Even the British Columbia Civil Liberties Association has taken a position contrary to that expressed by Clayton. The BCCLA references the same Supreme Court decisions, with nothing taken out of context.
Every university in Canada has admission standards. Explore a university website and you will find a code of behaviour for students. In a high profile case, the University of Calgary is in court for actions it took to discipline students for non-academic behaviour that violated the U of C’s code.
TWU’s code includes in its five pages reference to an expected standard for staff and students that they refrain from sexual activity outside of TWU’s religious community’s accepted definition of marriage. No student has been expelled for violation. TWU also prohibits smoking, alcohol consumption and other activities on campus. And it asks students to commit to “treat people and ideas with charity and respect” and “cultivate Christian virtues, such as love, joy, peace, patience, kindness, goodness, faithfulness, gentleness, self-control, compassion, humility, forgiveness, peacemaking, mercy and justice.” Read it. It’s on their website.
Where the Supreme Court got it wrong in 2001 was in reckoning, “… we conclude that a homosexual student would not be tempted to apply for admission…” Not only have gay students attended and graduated from TWU, so have students from other faith communities. They too have publicly endorsed TWU’s application to establish a law school.
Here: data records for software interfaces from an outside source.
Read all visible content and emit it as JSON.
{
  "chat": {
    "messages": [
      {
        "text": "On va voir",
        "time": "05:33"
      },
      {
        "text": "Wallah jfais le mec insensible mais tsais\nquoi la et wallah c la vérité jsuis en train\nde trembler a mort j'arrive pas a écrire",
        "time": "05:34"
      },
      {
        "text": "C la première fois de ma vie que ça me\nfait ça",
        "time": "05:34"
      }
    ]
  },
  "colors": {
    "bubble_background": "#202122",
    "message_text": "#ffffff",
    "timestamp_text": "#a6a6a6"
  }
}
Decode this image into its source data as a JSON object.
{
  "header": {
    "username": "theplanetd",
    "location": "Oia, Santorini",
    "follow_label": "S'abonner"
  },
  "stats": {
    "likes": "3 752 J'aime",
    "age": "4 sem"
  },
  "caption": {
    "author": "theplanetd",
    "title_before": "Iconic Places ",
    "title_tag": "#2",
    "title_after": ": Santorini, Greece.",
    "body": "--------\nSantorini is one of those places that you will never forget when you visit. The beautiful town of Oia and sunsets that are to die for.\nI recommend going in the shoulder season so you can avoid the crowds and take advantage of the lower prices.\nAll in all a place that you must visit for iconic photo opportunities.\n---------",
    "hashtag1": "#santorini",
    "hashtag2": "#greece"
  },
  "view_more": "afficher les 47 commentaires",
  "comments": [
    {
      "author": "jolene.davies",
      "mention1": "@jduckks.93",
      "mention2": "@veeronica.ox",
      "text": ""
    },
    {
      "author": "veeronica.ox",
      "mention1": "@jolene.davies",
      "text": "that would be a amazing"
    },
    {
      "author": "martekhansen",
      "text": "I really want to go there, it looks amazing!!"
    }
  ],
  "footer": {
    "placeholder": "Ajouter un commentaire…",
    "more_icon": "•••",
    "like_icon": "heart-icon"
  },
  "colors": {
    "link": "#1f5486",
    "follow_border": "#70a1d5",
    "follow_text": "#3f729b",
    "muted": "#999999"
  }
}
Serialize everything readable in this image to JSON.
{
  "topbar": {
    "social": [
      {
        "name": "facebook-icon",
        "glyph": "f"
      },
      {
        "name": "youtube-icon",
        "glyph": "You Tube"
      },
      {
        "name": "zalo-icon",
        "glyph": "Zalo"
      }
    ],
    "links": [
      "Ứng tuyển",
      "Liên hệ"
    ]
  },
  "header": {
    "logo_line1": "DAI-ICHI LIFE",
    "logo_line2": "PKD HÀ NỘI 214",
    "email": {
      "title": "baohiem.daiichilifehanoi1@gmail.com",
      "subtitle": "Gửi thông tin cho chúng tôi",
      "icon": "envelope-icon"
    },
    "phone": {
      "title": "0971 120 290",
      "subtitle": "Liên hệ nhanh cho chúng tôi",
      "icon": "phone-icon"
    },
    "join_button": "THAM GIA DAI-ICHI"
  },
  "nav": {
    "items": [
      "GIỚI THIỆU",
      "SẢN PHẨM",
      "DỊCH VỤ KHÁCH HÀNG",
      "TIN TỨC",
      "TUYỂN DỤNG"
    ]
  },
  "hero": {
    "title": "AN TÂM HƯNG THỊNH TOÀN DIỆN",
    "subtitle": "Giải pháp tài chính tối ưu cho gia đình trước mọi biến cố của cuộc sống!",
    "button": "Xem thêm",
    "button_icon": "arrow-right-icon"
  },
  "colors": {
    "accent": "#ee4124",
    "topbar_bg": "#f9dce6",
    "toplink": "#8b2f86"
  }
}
Why? They found TWU a supportive environment with high academic standards. In the end, isn’t academic standard the basis on which any university is to be assessed?
And religion? If the reasoning in my above words seems logical to you, you should know that I believe in the Creator God who made me, His Son who died on a blood stained cross and left behind an empty tomb, and His Holy Spirit who sustains me and informs my thinking. My thinking isn’t crippled by my religious beliefs, it is established in them; as is the thinking of three quarters of Canadians according to Statistics Canada.
I do not belittle anyone who chooses to believe in a universe or human life created by accident (or a series of accidents) or reason based solely on their personal belief in human intelligence. After all, the freedom to believe in God or to believe only in oneself is a cornerstone of the Canadian democracy, recognized and enshrined in our Constitution.